19 Aug The Ultimate Guide to Writing a Brilliant Press Release
A press release is basically a compelling piece of news that gets the journos interested in your latest developments. It is the ultimate element of a successful PR strategy as it ensures media coverage of the latest business dealings of an organization.
Here are some press release optimization tips to ensure that your PR efforts are well-rewarded by way of making your press release appear professional and attractive to news publishers.
1. Grab them right at the start with a great headline
The first thing on a press release checklist should be writing an attention-grabbing headline. A strong headline or even the email subject line of your press release should be persuasive enough to make journalists want more.
2. Get straight to the meat of the matter
Journalists are busy folks and will only read the first line or two before deciding if they need to read any further. Make sure that you have the main message positioned in the first paragraph so a quick scan should deliver the details. The remaining paragraphs should only consist of miscellaneous information.
3. Include realistic statistics
A creative narrative can be compelling but will not be enough to sustain the significance of your press release. If you claim it, you have to prove it. Quantify all your statements with sufficient numbers, statistics and proofs to make your announcement look polished and well-researched.
4. Weed out mistakes
Of course once your press release is written it should be edited by a qualified editor. Proofread it once before you send it out – in fact, have others go through it. Mistakes will make you look unprofessional and journalists will not take you seriously.
5. Focus on the target audience
The most crucial aspect of your press release writing is the target audience. While he journalists will be your first round of audience, the final audience will be people from your industry or your followers/subscribers. In case, they have different voices in which they need to be communicated to, write different versions of your release tailored to your different audiences.
6. Back it up with quotes
Quotes tend to add a touch of realism to a press release. Quotes from a person in the company or who has worked closely with the product/event can make your press release look like it’s suffused with human emotion. Also, the quote can be a firsthand source of information as it does not come from a spokesperson rather from someone who “owns” the product/event.
7. Include your contact information
Sometimes, the smallest things can be what makes or mars the effectiveness of your press release.

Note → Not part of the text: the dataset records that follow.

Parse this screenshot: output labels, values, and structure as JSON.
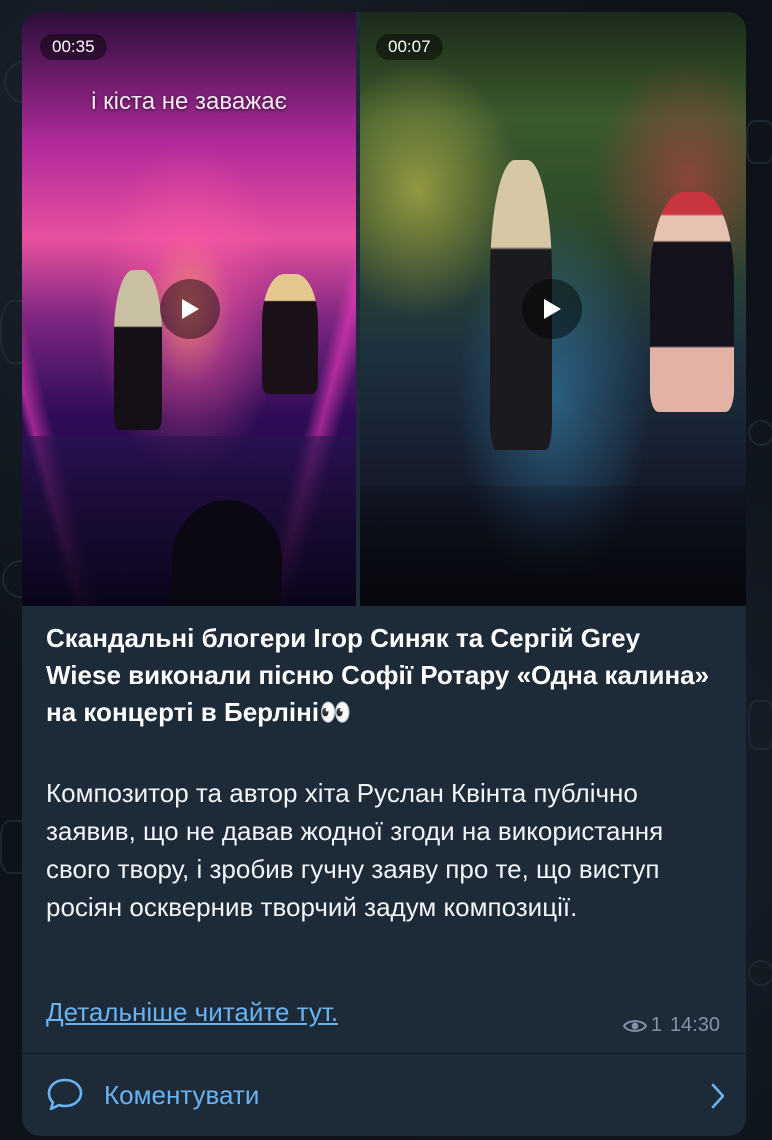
{
  "post": {
    "videos": [
      {
        "duration": "00:35",
        "overlay_text": "і кіста не заважає"
      },
      {
        "duration": "00:07"
      }
    ],
    "title": "Скандальні блогери Ігор Синяк та Сергій Grey Wiese виконали пісню Софії Ротару «Одна калина» на концерті в Берліні👀",
    "body": "Композитор та автор хіта Руслан Квінта публічно заявив, що не давав жодної згоди на використання свого твору, і зробив гучну заяву про те, що виступ росіян осквернив творчий задум композиції.",
    "link_text": "Детальніше читайте тут.",
    "views": "1",
    "time": "14:30"
  },
  "comments": {
    "label": "Коментувати"
  },
  "icons": {
    "play": "play-icon",
    "views": "eye-icon",
    "comment": "comment-bubble-icon",
    "chevron": "chevron-right-icon"
  },
  "colors": {
    "bubble_bg": "#1d2a38",
    "link": "#6ab3f3",
    "meta": "#8394a6",
    "background": "#0e131a"
  }
}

For example, the absence of contact information can make it difficult for reporters to get in touch with you to get more information.

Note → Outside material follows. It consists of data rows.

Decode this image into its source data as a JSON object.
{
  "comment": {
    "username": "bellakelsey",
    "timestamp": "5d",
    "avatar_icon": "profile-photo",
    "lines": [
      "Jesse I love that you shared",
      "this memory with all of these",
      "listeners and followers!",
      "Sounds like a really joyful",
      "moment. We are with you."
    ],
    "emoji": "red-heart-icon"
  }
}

Whoever is in charge of the product/event should be clearly mentioned on the release document (preferably in the header somewhere) along with their full contact details like an email address and phone number.
8. Check the length – don’t exceed two pages
Good writing is always crisp and to the point. This means that shorter is always better. Your press release should be ideally one page, however two pages are also considered okay. If you limit yourself, you will make certain that your significant information is condensed into one readable document – this is what works best for reporters.
9. Provide access to more information
Though you should keep your press release limited to a page or two, it does not imply that you cannot point people to the location of where they could learn more. If you have updated your website with new information, include a link to the place where writers can find more about what you’ve accomplished. Don’t play hide-n-seek with journalists as it will not entice them to search for information. Instead keep their interest piqued with more content and more data.
Press release checklist
• Evaluate if the new product/event is news worthy and if a press release is needed.
• Explore the target audience and media channels. Evaluate publications to get a feel for the tone and style of the press channels.
• Identify the key facts – answer all these questions: who, what, why, where, when, how?
• Draft a template structure for your story.
• Decide on the stakeholder who will act as a spokesperson or who should be quoted from your organisation and if you need third-party quotes can be incorporated.
• Check if they need images to support the press release.